By Alex Distefano
By Scott Snowden
By Anna Merlan
By Steve Almond
By Jena Ardell
By Jon Campbell
By Alan Scherstuhl
By Tessa Stuart
It's to counteract these attitudes that transgender activists recently introduced a bill in the City Council seeking to amend New York's human rights law. Currently the law protects against gender-based discrimination. If passed, INT 754 would expand the law so that discrimination based on a person's gender identity or perceived gender would also be illegal. While seemingly innocuous, the slight change in wording could have major legal ramifications for the transgender community. Armen Merjian, senior staff attorney at Housing Works, an advocacy group that has successfully litigated against the HRA several times over the city's failure to provide emergency housing for homeless people with HIV/AIDS, says INT 754 would be "instrumental in protecting the rights of transgender people in cases like Perez's."
But Mayor Giuliani refuses to support INT 754, and at present the bill is going nowhere.

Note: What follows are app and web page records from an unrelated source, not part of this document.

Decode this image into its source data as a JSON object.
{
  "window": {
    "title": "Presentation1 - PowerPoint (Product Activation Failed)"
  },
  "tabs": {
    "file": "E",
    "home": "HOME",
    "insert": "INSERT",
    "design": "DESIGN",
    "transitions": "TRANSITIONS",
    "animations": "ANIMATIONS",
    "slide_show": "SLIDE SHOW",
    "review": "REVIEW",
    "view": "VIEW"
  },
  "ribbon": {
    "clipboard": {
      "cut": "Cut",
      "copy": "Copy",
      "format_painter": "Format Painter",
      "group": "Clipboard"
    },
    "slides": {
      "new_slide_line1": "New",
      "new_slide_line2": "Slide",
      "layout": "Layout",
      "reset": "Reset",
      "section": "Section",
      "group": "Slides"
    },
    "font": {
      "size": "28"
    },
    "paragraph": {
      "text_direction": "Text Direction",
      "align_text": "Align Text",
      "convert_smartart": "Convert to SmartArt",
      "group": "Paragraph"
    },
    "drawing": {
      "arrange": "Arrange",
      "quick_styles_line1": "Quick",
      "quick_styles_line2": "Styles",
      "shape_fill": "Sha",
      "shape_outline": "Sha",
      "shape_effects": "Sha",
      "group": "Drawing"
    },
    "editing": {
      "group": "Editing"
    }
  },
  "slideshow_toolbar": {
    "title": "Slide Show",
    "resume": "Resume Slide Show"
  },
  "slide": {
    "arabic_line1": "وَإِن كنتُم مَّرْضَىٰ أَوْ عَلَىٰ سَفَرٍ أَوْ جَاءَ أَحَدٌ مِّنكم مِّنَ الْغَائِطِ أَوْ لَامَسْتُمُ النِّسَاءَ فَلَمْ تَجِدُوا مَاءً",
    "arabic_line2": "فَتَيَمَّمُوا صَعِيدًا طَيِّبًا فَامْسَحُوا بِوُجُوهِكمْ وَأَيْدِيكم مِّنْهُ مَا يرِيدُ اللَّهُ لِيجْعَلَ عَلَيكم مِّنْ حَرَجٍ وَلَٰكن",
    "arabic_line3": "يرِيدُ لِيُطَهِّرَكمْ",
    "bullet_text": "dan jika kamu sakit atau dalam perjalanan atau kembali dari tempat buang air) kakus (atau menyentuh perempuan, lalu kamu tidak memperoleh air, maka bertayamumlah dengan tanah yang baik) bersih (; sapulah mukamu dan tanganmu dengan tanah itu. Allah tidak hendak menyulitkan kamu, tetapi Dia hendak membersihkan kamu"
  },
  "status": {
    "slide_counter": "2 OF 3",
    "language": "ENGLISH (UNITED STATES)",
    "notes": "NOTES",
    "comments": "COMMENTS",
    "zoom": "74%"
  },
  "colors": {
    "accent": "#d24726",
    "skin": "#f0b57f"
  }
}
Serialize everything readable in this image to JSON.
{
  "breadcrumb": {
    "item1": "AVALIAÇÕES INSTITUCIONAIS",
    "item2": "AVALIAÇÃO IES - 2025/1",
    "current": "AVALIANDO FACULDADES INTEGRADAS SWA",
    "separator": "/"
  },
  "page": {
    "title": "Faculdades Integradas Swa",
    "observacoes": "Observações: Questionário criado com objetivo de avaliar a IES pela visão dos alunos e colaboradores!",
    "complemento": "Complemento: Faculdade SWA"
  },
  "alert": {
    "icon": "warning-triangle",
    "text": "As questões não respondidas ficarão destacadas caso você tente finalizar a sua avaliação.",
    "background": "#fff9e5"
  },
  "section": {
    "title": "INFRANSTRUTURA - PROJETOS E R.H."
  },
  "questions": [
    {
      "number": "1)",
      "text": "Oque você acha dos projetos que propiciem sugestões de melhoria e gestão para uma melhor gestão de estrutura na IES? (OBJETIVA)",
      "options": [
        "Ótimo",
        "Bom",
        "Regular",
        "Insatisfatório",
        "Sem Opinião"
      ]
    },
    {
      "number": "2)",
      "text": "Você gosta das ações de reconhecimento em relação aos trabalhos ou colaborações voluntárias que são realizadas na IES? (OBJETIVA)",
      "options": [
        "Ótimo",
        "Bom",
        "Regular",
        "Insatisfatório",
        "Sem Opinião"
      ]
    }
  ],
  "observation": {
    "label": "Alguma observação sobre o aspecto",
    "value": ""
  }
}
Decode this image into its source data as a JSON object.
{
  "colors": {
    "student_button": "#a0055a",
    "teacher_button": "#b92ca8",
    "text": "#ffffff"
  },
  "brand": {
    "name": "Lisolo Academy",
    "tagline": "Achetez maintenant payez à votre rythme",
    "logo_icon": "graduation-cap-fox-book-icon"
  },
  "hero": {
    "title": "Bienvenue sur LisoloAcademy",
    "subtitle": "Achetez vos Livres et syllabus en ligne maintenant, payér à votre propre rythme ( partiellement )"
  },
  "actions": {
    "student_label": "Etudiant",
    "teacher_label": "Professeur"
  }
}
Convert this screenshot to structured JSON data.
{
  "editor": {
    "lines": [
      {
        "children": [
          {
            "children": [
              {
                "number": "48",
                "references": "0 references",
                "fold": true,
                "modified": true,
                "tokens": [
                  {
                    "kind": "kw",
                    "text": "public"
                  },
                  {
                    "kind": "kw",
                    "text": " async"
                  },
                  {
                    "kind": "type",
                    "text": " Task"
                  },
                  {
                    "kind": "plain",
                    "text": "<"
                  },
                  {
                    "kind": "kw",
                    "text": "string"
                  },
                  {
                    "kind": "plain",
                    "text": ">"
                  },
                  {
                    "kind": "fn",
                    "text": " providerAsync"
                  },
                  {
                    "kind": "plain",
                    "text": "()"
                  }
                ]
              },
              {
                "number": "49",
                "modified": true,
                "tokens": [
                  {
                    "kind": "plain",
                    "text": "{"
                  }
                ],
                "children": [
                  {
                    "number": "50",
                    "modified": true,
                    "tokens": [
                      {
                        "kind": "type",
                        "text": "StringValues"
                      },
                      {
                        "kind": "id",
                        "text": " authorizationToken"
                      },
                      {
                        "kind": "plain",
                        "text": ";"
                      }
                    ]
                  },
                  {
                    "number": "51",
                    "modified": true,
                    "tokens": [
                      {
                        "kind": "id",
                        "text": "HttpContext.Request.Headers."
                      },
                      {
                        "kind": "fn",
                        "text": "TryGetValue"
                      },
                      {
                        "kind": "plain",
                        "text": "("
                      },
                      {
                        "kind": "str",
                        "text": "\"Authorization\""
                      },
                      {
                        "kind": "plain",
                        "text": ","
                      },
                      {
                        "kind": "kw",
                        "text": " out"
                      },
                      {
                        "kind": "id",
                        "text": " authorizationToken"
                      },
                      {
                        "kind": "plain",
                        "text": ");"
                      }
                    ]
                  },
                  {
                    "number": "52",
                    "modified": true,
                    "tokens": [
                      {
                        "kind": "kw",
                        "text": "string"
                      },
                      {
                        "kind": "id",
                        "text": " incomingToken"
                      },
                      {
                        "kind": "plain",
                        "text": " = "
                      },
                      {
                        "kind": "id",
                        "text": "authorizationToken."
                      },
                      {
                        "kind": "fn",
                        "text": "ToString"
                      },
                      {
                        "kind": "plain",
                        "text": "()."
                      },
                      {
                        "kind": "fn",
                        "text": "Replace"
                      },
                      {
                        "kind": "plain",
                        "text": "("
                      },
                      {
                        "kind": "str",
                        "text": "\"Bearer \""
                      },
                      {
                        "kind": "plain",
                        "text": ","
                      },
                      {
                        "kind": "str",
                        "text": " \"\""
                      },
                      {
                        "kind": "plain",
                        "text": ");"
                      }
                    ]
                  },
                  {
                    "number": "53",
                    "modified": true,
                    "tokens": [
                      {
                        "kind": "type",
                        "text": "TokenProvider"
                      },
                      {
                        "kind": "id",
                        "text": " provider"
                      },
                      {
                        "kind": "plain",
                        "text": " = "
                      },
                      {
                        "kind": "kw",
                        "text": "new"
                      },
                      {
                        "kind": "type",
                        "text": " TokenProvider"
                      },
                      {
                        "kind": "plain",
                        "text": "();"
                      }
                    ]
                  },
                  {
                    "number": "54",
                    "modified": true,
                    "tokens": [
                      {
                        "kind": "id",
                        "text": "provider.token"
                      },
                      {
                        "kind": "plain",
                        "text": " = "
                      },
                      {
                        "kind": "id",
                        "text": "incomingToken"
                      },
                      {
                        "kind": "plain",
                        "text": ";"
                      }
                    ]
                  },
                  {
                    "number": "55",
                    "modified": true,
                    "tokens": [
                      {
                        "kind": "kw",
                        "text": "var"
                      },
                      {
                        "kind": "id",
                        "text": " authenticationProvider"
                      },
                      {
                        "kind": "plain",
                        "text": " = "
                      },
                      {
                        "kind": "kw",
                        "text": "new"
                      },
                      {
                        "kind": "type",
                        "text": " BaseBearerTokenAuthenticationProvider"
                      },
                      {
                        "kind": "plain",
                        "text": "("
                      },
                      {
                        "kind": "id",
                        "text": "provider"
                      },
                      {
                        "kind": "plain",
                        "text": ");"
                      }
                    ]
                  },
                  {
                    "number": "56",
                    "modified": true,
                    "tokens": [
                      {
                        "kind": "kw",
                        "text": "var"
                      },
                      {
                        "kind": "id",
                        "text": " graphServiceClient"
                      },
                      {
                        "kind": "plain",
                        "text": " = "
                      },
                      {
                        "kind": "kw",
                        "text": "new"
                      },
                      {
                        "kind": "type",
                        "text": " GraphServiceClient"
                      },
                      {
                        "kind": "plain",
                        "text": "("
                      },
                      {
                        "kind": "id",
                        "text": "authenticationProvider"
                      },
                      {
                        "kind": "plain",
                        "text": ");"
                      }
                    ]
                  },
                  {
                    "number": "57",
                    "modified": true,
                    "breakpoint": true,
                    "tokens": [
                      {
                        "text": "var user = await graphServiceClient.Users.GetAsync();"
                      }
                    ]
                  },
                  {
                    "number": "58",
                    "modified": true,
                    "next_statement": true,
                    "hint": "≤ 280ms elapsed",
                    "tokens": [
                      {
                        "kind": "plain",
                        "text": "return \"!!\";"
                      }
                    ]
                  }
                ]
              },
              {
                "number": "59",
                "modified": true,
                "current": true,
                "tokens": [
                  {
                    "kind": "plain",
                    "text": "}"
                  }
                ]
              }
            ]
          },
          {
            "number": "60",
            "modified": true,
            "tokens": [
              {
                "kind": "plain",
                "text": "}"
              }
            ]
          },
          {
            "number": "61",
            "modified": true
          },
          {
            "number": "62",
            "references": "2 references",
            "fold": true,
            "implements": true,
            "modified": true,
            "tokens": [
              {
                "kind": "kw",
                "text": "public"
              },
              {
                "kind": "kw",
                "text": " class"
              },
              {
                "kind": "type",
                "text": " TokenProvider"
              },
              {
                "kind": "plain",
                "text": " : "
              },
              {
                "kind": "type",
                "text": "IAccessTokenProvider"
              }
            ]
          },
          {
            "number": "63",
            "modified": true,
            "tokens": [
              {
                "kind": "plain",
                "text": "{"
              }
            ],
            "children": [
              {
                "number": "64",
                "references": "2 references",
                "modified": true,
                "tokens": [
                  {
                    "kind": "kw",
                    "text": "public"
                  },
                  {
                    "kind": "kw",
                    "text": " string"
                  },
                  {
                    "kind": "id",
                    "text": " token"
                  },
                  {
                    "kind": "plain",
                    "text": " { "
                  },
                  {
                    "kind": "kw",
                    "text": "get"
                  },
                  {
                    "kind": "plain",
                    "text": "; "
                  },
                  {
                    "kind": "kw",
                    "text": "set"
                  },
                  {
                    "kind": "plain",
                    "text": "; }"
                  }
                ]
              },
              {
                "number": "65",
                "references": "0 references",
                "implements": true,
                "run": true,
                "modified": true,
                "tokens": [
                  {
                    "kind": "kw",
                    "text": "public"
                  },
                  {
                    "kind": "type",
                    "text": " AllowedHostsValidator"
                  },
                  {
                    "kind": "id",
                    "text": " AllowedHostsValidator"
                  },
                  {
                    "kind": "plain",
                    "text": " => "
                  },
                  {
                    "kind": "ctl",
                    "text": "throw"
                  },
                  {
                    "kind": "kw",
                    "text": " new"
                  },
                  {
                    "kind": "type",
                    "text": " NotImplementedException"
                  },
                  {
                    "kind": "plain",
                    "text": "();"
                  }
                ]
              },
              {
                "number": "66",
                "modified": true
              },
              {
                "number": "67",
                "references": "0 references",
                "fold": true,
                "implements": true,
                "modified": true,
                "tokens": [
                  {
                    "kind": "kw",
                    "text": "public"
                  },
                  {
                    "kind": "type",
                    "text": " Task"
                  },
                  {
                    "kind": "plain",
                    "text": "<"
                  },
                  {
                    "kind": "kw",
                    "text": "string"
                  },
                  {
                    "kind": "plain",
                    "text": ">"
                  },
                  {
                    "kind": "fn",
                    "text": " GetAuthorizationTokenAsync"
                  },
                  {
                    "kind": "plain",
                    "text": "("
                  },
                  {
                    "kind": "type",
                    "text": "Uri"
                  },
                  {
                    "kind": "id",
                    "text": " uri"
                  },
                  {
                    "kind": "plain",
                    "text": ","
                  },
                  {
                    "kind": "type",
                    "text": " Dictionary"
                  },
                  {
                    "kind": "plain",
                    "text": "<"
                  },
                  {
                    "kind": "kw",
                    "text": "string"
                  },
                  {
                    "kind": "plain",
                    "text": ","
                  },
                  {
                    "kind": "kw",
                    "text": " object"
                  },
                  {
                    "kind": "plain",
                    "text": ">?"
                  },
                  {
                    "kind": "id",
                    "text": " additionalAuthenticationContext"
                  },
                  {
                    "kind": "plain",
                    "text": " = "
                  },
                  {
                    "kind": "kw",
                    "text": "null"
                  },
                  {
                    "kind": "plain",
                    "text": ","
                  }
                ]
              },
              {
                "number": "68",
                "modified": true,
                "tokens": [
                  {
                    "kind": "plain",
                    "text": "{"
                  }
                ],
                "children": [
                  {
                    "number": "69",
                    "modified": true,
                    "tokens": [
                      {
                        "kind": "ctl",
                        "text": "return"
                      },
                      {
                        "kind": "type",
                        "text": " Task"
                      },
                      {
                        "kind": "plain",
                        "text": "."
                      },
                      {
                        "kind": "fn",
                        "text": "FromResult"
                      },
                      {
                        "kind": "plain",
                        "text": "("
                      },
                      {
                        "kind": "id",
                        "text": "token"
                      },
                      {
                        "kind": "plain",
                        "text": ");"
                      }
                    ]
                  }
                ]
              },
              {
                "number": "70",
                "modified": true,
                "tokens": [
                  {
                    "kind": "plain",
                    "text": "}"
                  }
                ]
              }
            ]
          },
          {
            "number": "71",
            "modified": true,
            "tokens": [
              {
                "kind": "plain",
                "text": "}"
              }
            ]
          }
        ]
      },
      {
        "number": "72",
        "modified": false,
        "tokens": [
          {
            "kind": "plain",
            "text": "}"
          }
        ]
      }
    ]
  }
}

At the City Council hearing on May 4, a member of the Giuliani administration testified that transgender rights are adequately covered by the city's existing law and the amendment is "unnecessary."
Tell that to Achilles Capasso, a/k/a "Cookie," a preoperative 38-year-old transsexual woman living on Staten Island who switched genders at age 13. In April 2000 Capasso went to the city-run Bayley Seton Hospital on Staten Island for a routine check of her hormone levels. She was referred to Dr. Andrew Maran, who she says told her he wouldn't give her female hormones. Capasso says that after she made it clear that she only wanted blood drawn, Maran told her to lift her shirt. "He stared at my breasts for at least 30 seconds," she relates, "and then told me to pull down my pants. I figured he needed to do this before he could take my blood. I was uncomfortable, so I opened my pants up but didn't pull them all the way down."
Capasso, who's filed a gender-discrimination claim against Bayley Seton Hospital and Dr. Maran, stated in a deposition that Maran then "took his hand and put it between my legs and felt my private area. When he felt it, he told me to pull my pants up. Minutes later, her medical records in hand, Capasso was unceremoniously ushered out of his office. On her chart Maran had written, "I advised (patient) that I do not participate in transsexuals (sic). Will not prescribe female hormones." (After repeated calls, Dr. Maran said he could not comment because of doctor-patient confidentiality. Ray Pohlod, a Bayley Seton spokesman, said that "since this was the first time the patient visited Dr. Maran, he needed to do a physical examination and work-up before responding to the patient's needs. The patient refused, and based on that, Dr. Maran could not continue. As we understand it, there was no inappropriate behavior in this case.")
Capasso's lawyer, Tom Shanahan, of Driggs & Shanahan, describes such attitudes as barbaric. "It exemplifies exactly why we need legislation like INT 754," he fumes, "and there's no excuse for not having human rights laws that are all-inclusive." Shanahan points out that as bad as the discrimination against transsexuals is in the public sector, it's often worse in privately owned companies. Shanahan is currently pursuing a case involving three preoperative male-to-female transsexuals who were chased out of a Toys "R" Us store in Brooklyn by bat-wielding employees last December. (In a letter to one of the claimants, Toys "R" Us expressed regret, but added, "As we are sure you can understand, the fact that an incident occurred on our premises does not automatically make us responsible.")
And then there's the issue of the NYPD's periodic sweeps of Manhattan's meatpacking district, where many transgender sex workers ply their trade. Its also the location of several community centers that work with transsexuals. According to Andrea Sears, co-chair of the Metropolitan Gender Network, police cruised the streets throughout May, arresting mostly transgender sex workers at a much higher rate than usual. Although Sears suggests several reasons for the random sweepsgentrification being oneshe doesn't think it's a coincidence that the arrests started just a few days before the City Council held its hearing on INT 754. "It was well-known that many transgenders were giving personal testimony at that meeting," she says.
The Metropolitan Gender Network is considering filing legal charges against the city because, says Sears, "regardless of what sparked the sweep, the police targeted transsexuals. They profiled sex workers based on gender-expressionit's the same principle as racial profiling." She pauses for a second and then adds heatedly, "Why don't they just list the charge as WWTWalking While Trans?"